A kalesa or horse-driven carriage

Whenever Someone Visits Manila For The First Time, This Is Where I Take Them

I’m talking about balikbayans or foreigners who are visiting the Philippines for the first time (or the first time in a long time). All they usually have is one whole day to spare and they’d like to experience as much Filipino culture and see as many landmarks as possible before flying to Boracay.

So I take them to Old Manila.

A kalesa or horse-driven carriage

For starters, there’s the iconic Luneta National Park, also known as Rizal Park, which is one of the infrastructures you’ll see whenever a Hollywood movie or documentary is filmed in Manila. It’s the equivalent of New York’s Statue of Liberty and Sydney’s Opera House.

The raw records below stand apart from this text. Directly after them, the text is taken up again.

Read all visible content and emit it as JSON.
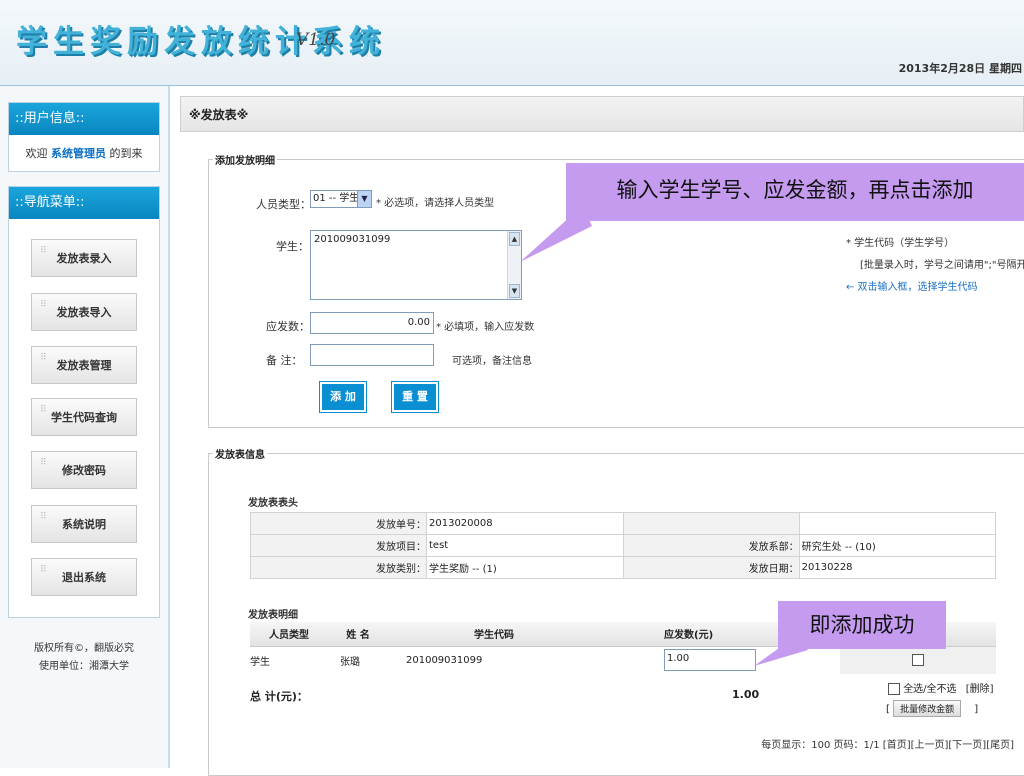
{
  "header": {
    "logo_text": "学生奖励发放统计系统",
    "version": "V1.0",
    "date": "2013年2月28日 星期四"
  },
  "sidebar": {
    "user_info_title": "::用户信息::",
    "welcome_prefix": "欢迎",
    "admin_name": "系统管理员",
    "welcome_suffix": "的到来",
    "nav_title": "::导航菜单::",
    "nav_items": [
      "发放表录入",
      "发放表导入",
      "发放表管理",
      "学生代码查询",
      "修改密码",
      "系统说明",
      "退出系统"
    ],
    "copyright": "版权所有©，翻版必究",
    "unit": "使用单位：湘潭大学"
  },
  "main": {
    "title": "※发放表※",
    "add_section": {
      "legend": "添加发放明细",
      "person_type_label": "人员类型：",
      "person_type_value": "01 -- 学生",
      "person_type_hint": "* 必选项，请选择人员类型",
      "student_label": "学生：",
      "student_value": "201009031099",
      "student_hint_1": "*  学生代码（学生学号）",
      "student_hint_2": "[批量录入时，学号之间请用\";\"号隔开]",
      "student_hint_3": "←  双击输入框，选择学生代码",
      "amount_label": "应发数：",
      "amount_value": "0.00",
      "amount_hint": "* 必填项，输入应发数",
      "remark_label": "备  注：",
      "remark_value": "",
      "remark_hint": "可选项，备注信息",
      "add_button": "添 加",
      "reset_button": "重 置"
    },
    "info_section": {
      "legend": "发放表信息",
      "header_title": "发放表表头",
      "rows": [
        {
          "k1": "发放单号：",
          "v1": "2013020008",
          "k2": "",
          "v2": ""
        },
        {
          "k1": "发放项目：",
          "v1": "test",
          "k2": "发放系部：",
          "v2": "研究生处 -- (10)"
        },
        {
          "k1": "发放类别：",
          "v1": "学生奖励 -- (1)",
          "k2": "发放日期：",
          "v2": "20130228"
        }
      ],
      "detail_title": "发放表明细",
      "columns": [
        "人员类型",
        "姓  名",
        "学生代码",
        "应发数(元)",
        ""
      ],
      "detail_rows": [
        {
          "type": "学生",
          "name": "张璐",
          "code": "201009031099",
          "amount": "1.00"
        }
      ],
      "total_label": "总  计(元)：",
      "total_value": "1.00",
      "select_all": "全选/全不选",
      "delete": "[删除]",
      "batch_edit": "批量修改金额",
      "pagination": "每页显示：100  页码：1/1   [首页][上一页][下一页][尾页]"
    },
    "callouts": {
      "top": "输入学生学号、应发金额，再点击添加",
      "bottom": "即添加成功"
    }
  }
}
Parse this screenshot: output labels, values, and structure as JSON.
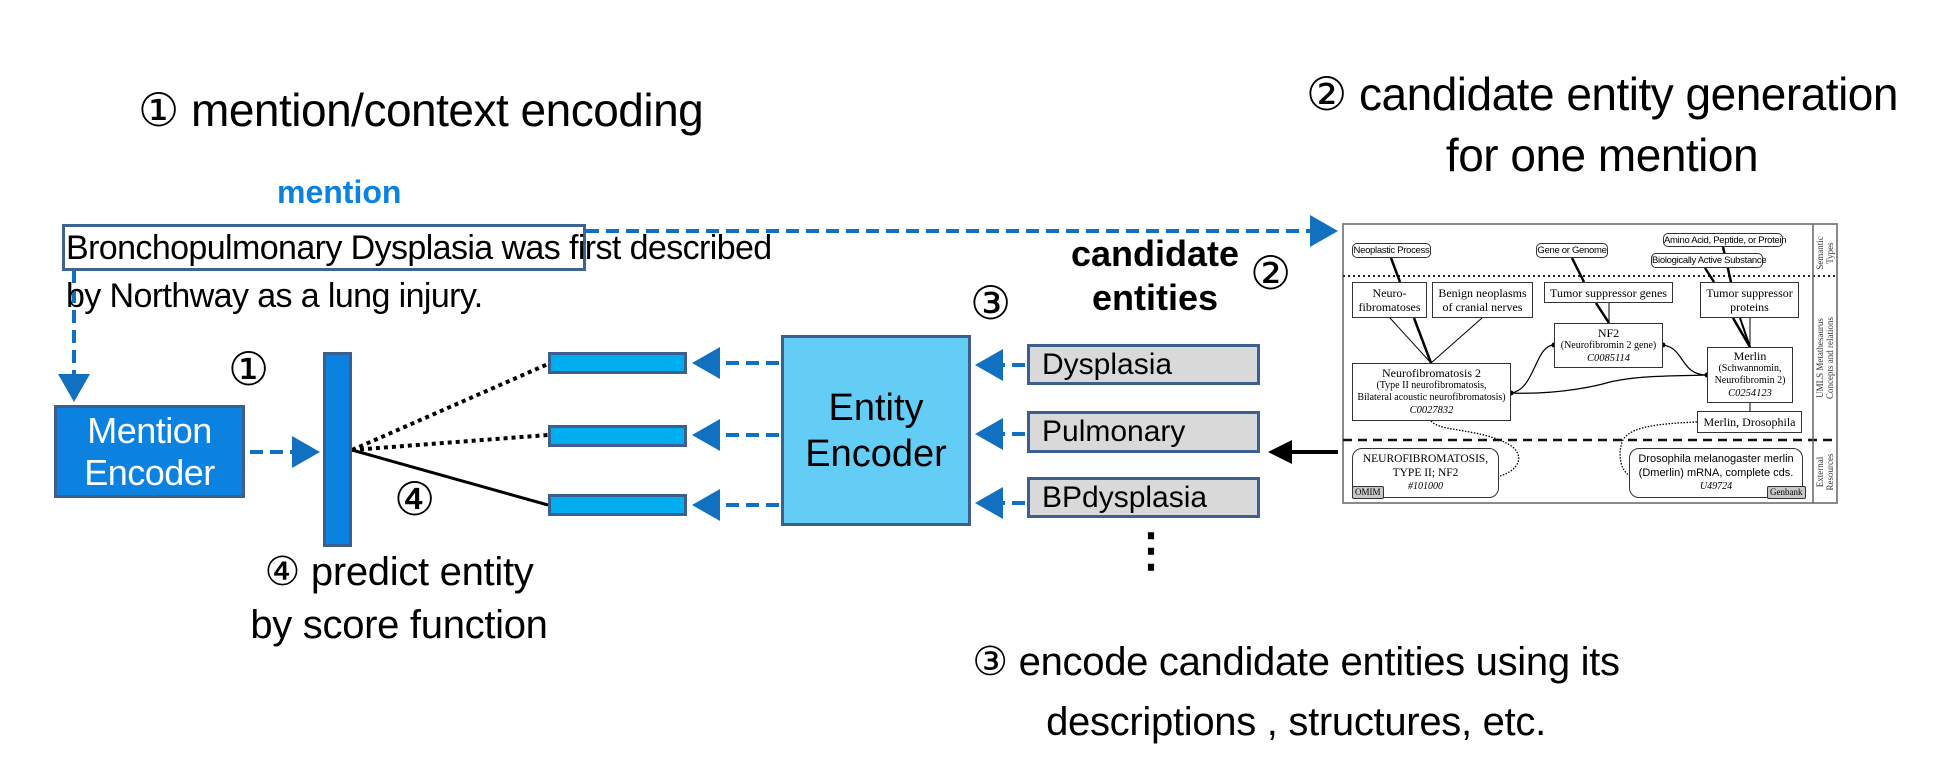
{
  "titles": {
    "step1": "① mention/context encoding",
    "step2_line1": "② candidate entity generation",
    "step2_line2": "for one mention",
    "step3_line1": "③ encode candidate entities using its",
    "step3_line2": "descriptions , structures, etc.",
    "step4_line1": "④ predict entity",
    "step4_line2": "by score function"
  },
  "mention": {
    "label": "mention",
    "highlighted_text": "Bronchopulmonary Dysplasia",
    "rest_line1": " was first described",
    "line2": "by Northway as a lung injury."
  },
  "markers": {
    "one": "①",
    "two": "②",
    "three": "③",
    "four": "④"
  },
  "encoders": {
    "mention_encoder_line1": "Mention",
    "mention_encoder_line2": "Encoder",
    "entity_encoder_line1": "Entity",
    "entity_encoder_line2": "Encoder"
  },
  "candidates": {
    "title_line1": "candidate",
    "title_line2": "entities",
    "items": [
      "Dysplasia",
      "Pulmonary",
      "BPdysplasia"
    ],
    "ellipsis": "⋮"
  },
  "umls": {
    "semantic_types": [
      "Neoplastic Process",
      "Gene or Genome",
      "Amino Acid, Peptide, or Protein",
      "Biologically Active Substance"
    ],
    "concepts": {
      "neurofibromatoses": [
        "Neuro-",
        "fibromatoses"
      ],
      "benign": [
        "Benign neoplasms",
        "of cranial nerves"
      ],
      "tumor_genes": "Tumor suppressor genes",
      "tumor_proteins": [
        "Tumor suppressor",
        "proteins"
      ],
      "nf2": {
        "name": "NF2",
        "synonyms": "(Neurofibromin 2 gene)",
        "code": "C0085114"
      },
      "neurofibromatosis2": {
        "name": "Neurofibromatosis 2",
        "syn1": "(Type II neurofibromatosis,",
        "syn2": "Bilateral acoustic neurofibromatosis)",
        "code": "C0027832"
      },
      "merlin": {
        "name": "Merlin",
        "syn1": "(Schwannomin,",
        "syn2": "Neurofibromin 2)",
        "code": "C0254123"
      },
      "merlin_drosophila": "Merlin, Drosophila"
    },
    "external": {
      "omim": {
        "line1": "NEUROFIBROMATOSIS,",
        "line2": "TYPE II; NF2",
        "code": "#101000",
        "tag": "OMIM"
      },
      "genbank": {
        "line1": "Drosophila melanogaster merlin",
        "line2": "(Dmerlin) mRNA, complete cds.",
        "code": "U49724",
        "tag": "Genbank"
      }
    },
    "side_labels": {
      "semantic": [
        "Semantic",
        "Types"
      ],
      "metathesaurus": [
        "UMLS Metathesaurus",
        "Concepts and relations"
      ],
      "external": [
        "External",
        "Resources"
      ]
    }
  },
  "colors": {
    "accent_blue": "#0b82e0",
    "arrow_blue": "#1270c0",
    "entity_encoder": "#64cdf5",
    "entity_vector": "#00adef",
    "candidate_fill": "#d9d9d9",
    "border": "#3c5f8f"
  }
}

Around the Rizal Monument, there’s a chess plaza, Orchidarium, open-air auditorium (I used to rehearse there with my fellow Gantimpala Theater actors), and many other monuments to photograph.

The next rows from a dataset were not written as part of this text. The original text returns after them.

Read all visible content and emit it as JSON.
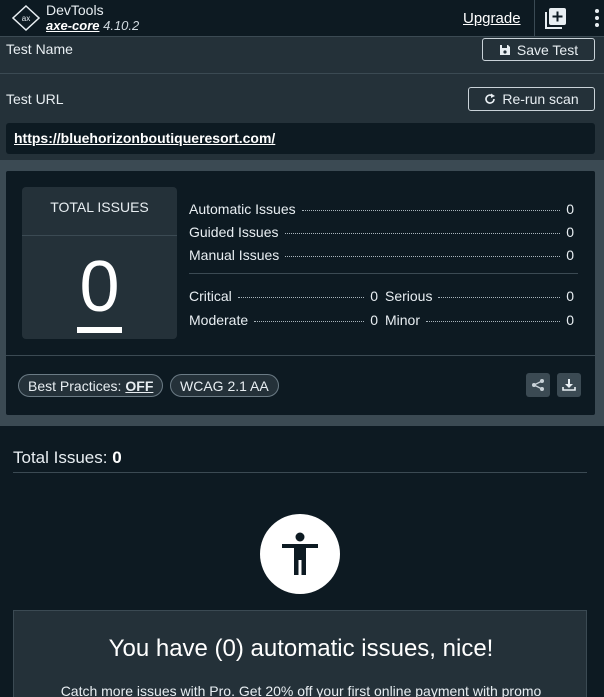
{
  "header": {
    "brand_title": "DevTools",
    "brand_product": "axe-core",
    "brand_version": "4.10.2",
    "upgrade_label": "Upgrade"
  },
  "test": {
    "name_label": "Test Name",
    "save_label": "Save Test",
    "url_label": "Test URL",
    "rerun_label": "Re-run scan",
    "url_value": "https://bluehorizonboutiqueresort.com/"
  },
  "summary": {
    "total_label": "TOTAL ISSUES",
    "total_value": "0",
    "automatic_label": "Automatic Issues",
    "automatic_value": "0",
    "guided_label": "Guided Issues",
    "guided_value": "0",
    "manual_label": "Manual Issues",
    "manual_value": "0",
    "critical_label": "Critical",
    "critical_value": "0",
    "serious_label": "Serious",
    "serious_value": "0",
    "moderate_label": "Moderate",
    "moderate_value": "0",
    "minor_label": "Minor",
    "minor_value": "0",
    "best_practices_label": "Best Practices:",
    "best_practices_value": "OFF",
    "standard_label": "WCAG 2.1 AA"
  },
  "results": {
    "title_label": "Total Issues:",
    "title_value": "0",
    "nice_title": "You have (0) automatic issues, nice!",
    "nice_sub": "Catch more issues with Pro. Get 20% off your first online payment with promo"
  },
  "colors": {
    "background": "#0d1a22",
    "panel": "#243139",
    "border": "#3b4a53"
  }
}
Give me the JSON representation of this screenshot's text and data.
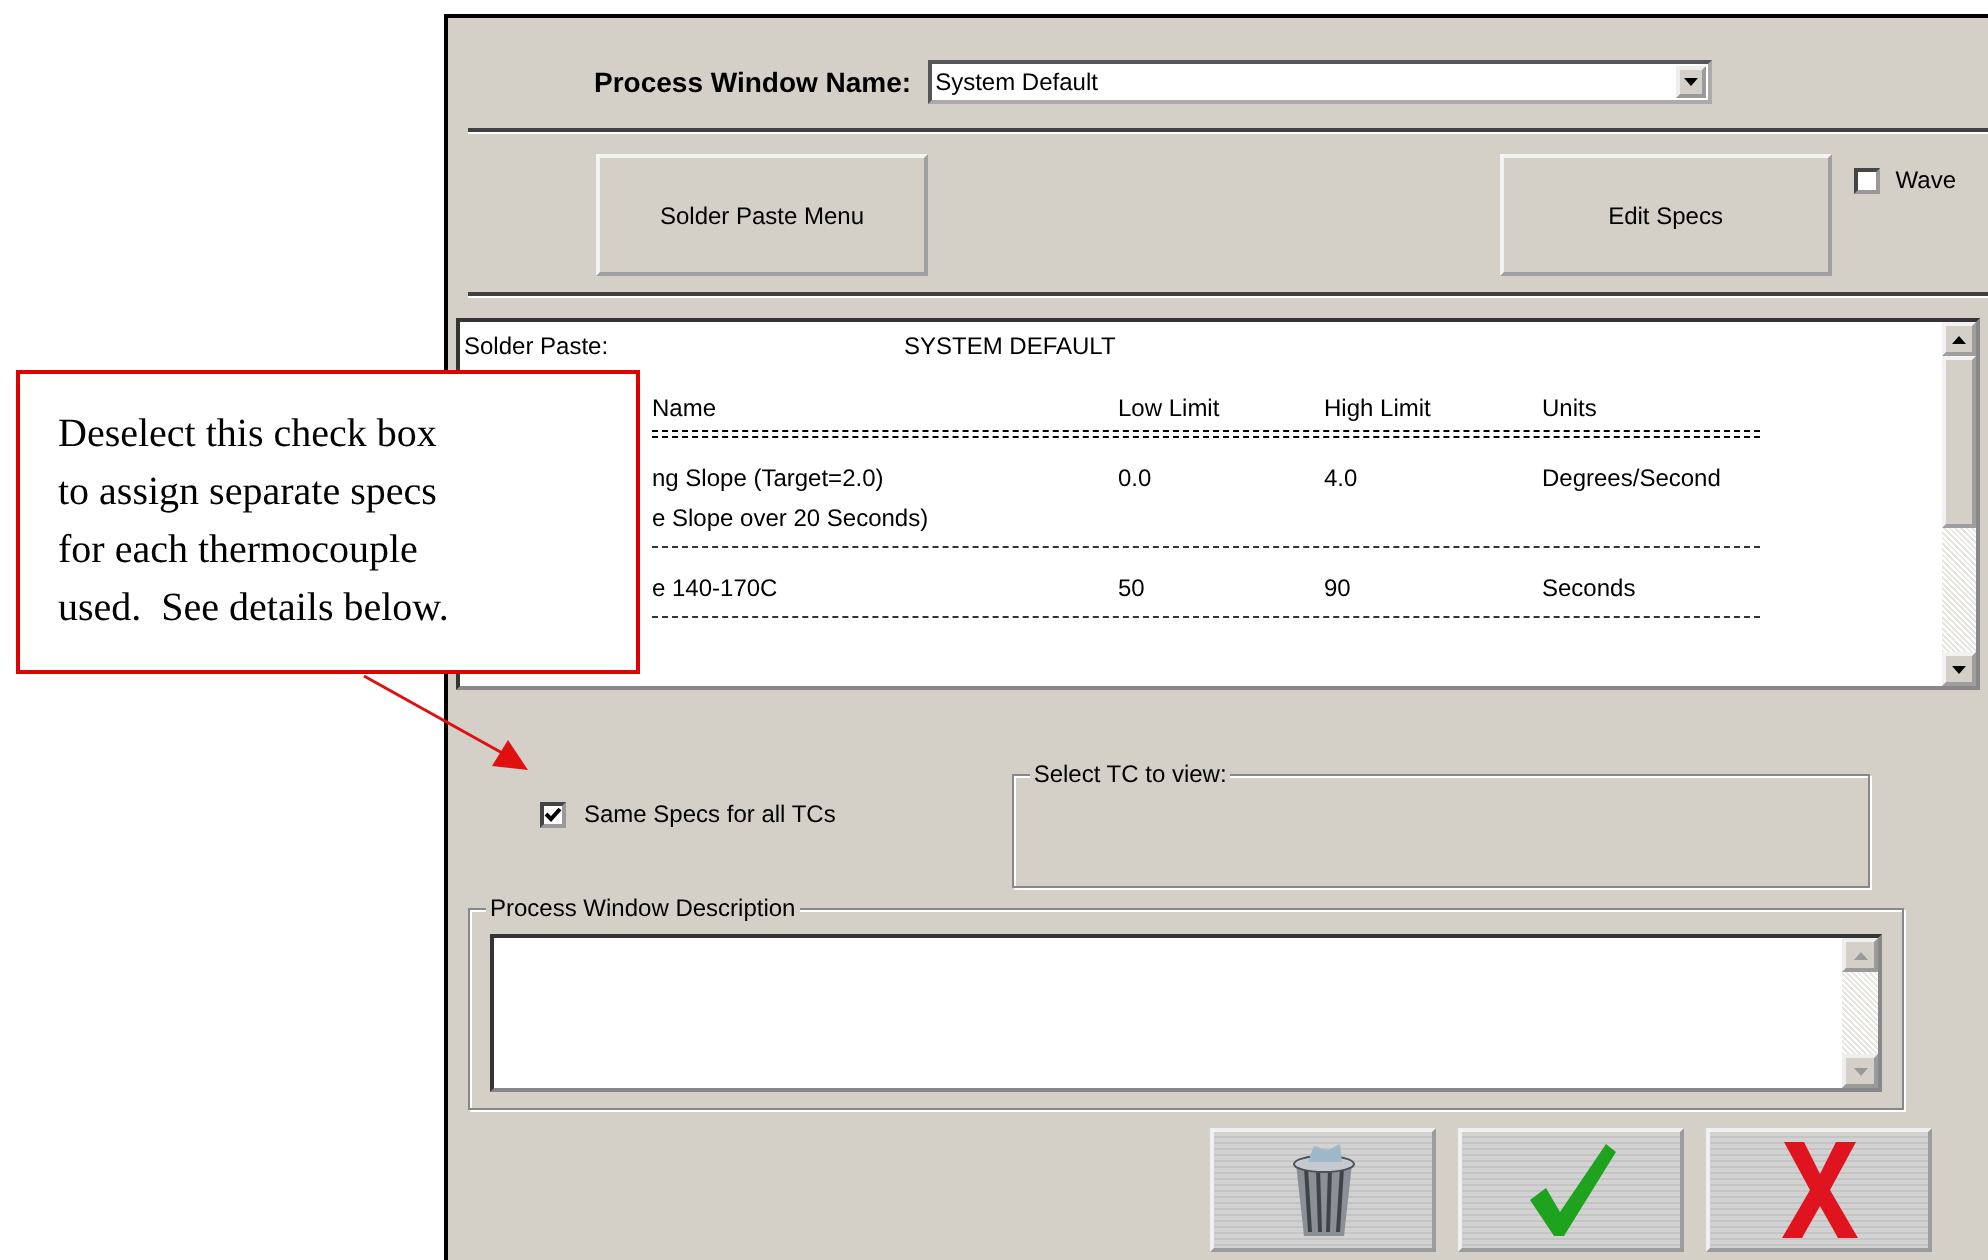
{
  "process_window_name": {
    "label": "Process Window Name:",
    "value": "System Default"
  },
  "buttons": {
    "solder_paste_menu": "Solder Paste Menu",
    "edit_specs": "Edit Specs"
  },
  "wave": {
    "label": "Wave",
    "checked": false
  },
  "spec_list": {
    "solder_paste_label": "Solder Paste:",
    "solder_paste_value": "SYSTEM DEFAULT",
    "columns": [
      "Name",
      "Low Limit",
      "High Limit",
      "Units"
    ],
    "rows": [
      {
        "name": [
          "ng Slope (Target=2.0)",
          "e Slope over 20 Seconds)"
        ],
        "low": "0.0",
        "high": "4.0",
        "units": "Degrees/Second"
      },
      {
        "name": [
          "e 140-170C"
        ],
        "low": "50",
        "high": "90",
        "units": "Seconds"
      }
    ]
  },
  "same_specs": {
    "label": "Same Specs for all TCs",
    "checked": true
  },
  "select_tc": {
    "label": "Select TC to view:"
  },
  "description": {
    "label": "Process Window Description"
  },
  "action_buttons": [
    {
      "kind": "delete"
    },
    {
      "kind": "ok"
    },
    {
      "kind": "cancel"
    }
  ],
  "callout": {
    "lines": [
      "Deselect this check box",
      "to assign separate specs",
      "for each thermocouple",
      "used.  See details below."
    ]
  }
}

UPL Building, Sta. Clara Street

You can walk, take a taxi, or for the full tourist experience, hop on a kalesa ride to the neighboring Cultural Center of the Philippines (CCP) to see if there’s a play you can watch. If not, there’s always the World Trade Center for food expos, Star City amusement park, or the neighboring parks and Manila Bay strip along Roxas Boulevard.

Roxas Blvd.
Bambike Eco Tours, Real St., Intramuros

A few minutes’ drive will take you to Intramuros, where you can go on a paid walking tour, bike tour (I recommend Bambike Tours), or as I often do, DIY it and just explore the churches and museums on my own. When you’re museum-ed out, you can drive to Mall of Asia for some serious shopping.

The Paper Tole Shop, General Luna St., Intramuros

I’ve taken so many friends and relatives to Old Manila and the itinerary is never the same. It all depends on the interests of the group and how long they can stand walking under the Manila heat. In 2009, I took my Sydney cousins to Fort Santiago, followed by a food trip around Intramuros. Yes, I dared them to eat Filipino street food!

Fort Santiago, a citadel first built by Spanish conquistador, Miguel López de Legazpi for the new established city of Manila back in the day

In 2011, I co-hosted AXN’s Sony Lifestyle with Oli Pettigrew, and I took the crew on a tour around Old Manila. Our agenda included a kalesa ride in Fort Santiago, a videoke jeepney ride, and fortune telling in Quiapo.

The pipe organ in Manila Cathedral
The perfect jump shot with my cousin Alan (second from left), and his kids Samuel (third from left) and Thyra (rightmost)

Last month, my Melbourne-based cousin Alan took his family to the Philippines for the first time, and of course an Intramuros tour by Auntie Kate was in the agenda. I took them to see the pipe organ in Manila Cathedral, where the Book Stop Project happened to find its new home. We visited Fort Santiago, and when I could no longer answer their questions about Philippine history (sorry, Professor Ambeth Ocampo!), the Jose Rizal museum provided more accurate answers.

Barbara’s Heritage Restaurant, Plaza San Luis

Lunch was a Filipino buffet for just ₱500 per person at Barbara’s Heritage Restaurant. After exploring the souvenir shops around Plaza San Luis, the heat became unbearable so off to Mall of Asia we went.

The playground in Fort Santiago

My Australian bestie Aprille Love is visiting in January 2017, and we already have a Bambike tour planned. Sometimes I think I should start moonlighting as a tour guide.

What about you, dear readers? When you have a friend or relative visiting your country or city for the first time, where do you take them?

June 4, 2016